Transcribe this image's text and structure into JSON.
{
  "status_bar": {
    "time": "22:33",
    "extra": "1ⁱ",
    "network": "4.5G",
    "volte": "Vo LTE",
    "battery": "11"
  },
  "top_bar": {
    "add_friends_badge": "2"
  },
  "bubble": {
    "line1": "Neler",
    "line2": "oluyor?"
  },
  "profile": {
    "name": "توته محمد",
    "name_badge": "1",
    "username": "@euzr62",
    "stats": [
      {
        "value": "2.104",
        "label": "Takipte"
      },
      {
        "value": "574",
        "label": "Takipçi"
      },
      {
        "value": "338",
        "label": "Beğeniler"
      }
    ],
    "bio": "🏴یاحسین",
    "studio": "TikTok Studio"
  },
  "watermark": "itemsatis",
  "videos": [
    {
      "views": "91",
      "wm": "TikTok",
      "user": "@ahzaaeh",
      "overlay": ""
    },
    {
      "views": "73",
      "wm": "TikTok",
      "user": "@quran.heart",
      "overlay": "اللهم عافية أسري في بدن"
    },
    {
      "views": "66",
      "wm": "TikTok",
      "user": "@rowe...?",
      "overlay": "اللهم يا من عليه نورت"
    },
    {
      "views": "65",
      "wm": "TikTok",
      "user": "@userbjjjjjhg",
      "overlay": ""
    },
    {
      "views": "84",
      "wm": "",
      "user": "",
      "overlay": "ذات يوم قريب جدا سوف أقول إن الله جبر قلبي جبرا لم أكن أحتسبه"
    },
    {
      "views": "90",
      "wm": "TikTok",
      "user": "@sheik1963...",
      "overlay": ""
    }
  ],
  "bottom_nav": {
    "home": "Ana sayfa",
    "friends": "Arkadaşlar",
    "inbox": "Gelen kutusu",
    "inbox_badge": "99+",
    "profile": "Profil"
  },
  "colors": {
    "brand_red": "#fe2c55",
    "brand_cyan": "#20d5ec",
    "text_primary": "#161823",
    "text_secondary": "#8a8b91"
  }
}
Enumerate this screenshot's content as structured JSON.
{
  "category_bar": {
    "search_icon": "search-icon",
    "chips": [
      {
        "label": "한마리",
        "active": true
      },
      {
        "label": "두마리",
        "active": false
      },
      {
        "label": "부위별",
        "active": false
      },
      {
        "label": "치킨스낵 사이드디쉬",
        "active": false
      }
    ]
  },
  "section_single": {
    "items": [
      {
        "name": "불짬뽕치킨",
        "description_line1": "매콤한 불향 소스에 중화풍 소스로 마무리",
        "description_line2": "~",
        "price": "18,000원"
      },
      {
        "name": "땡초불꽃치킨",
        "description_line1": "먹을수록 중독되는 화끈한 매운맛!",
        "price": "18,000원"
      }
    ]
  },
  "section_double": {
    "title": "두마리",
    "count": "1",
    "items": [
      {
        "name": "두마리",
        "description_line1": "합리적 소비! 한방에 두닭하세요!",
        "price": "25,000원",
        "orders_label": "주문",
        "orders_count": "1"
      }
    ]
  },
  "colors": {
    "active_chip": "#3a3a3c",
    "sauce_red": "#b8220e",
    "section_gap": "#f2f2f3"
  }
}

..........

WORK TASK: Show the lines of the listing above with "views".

SOLUTION TO THE EXERCISE:
      "views": "91",
      "views": "73",
      "views": "66",
      "views": "65",
      "views": "84",
      "views": "90",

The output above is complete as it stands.